--- STUDY MATERIAL Enclosed Below ---

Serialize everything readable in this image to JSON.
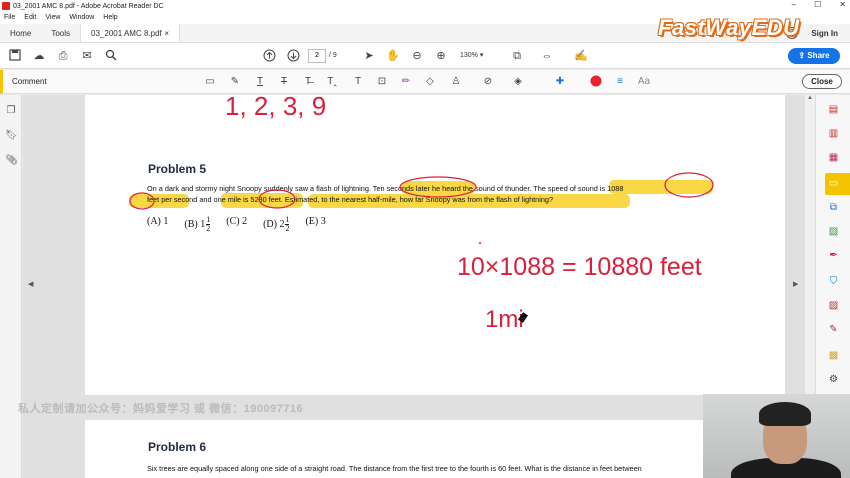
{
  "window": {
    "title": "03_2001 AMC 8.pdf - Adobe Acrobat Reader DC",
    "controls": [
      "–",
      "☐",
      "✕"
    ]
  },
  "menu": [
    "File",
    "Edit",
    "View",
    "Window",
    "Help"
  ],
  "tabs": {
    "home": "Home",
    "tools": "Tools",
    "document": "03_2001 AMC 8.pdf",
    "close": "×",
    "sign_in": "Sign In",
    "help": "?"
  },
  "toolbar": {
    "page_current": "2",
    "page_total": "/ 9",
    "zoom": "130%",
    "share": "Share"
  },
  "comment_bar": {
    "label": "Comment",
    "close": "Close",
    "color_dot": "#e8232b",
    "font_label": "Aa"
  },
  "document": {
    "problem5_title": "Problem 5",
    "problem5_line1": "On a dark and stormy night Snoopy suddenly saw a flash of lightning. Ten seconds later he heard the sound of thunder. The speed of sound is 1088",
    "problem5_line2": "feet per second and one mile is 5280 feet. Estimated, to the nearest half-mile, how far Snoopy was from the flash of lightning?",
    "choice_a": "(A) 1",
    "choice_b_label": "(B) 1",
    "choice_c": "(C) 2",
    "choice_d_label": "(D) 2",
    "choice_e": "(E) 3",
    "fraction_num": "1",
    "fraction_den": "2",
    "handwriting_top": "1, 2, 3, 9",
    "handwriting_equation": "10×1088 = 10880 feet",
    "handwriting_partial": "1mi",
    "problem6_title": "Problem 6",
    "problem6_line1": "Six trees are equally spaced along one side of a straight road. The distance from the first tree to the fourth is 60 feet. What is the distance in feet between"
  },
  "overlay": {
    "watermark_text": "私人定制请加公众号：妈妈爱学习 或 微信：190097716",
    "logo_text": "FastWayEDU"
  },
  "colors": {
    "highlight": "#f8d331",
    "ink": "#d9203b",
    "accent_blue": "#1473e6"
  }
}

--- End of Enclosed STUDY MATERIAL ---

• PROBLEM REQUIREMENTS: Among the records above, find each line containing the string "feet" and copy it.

• OUTPUT BELOW:
    "problem5_line2": "feet per second and one mile is 5280 feet. Estimated, to the nearest half-mile, how far Snoopy was from the flash of lightning?",
    "handwriting_equation": "10×1088 = 10880 feet",
    "problem6_line1": "Six trees are equally spaced along one side of a straight road. The distance from the first tree to the fourth is 60 feet. What is the distance in feet between"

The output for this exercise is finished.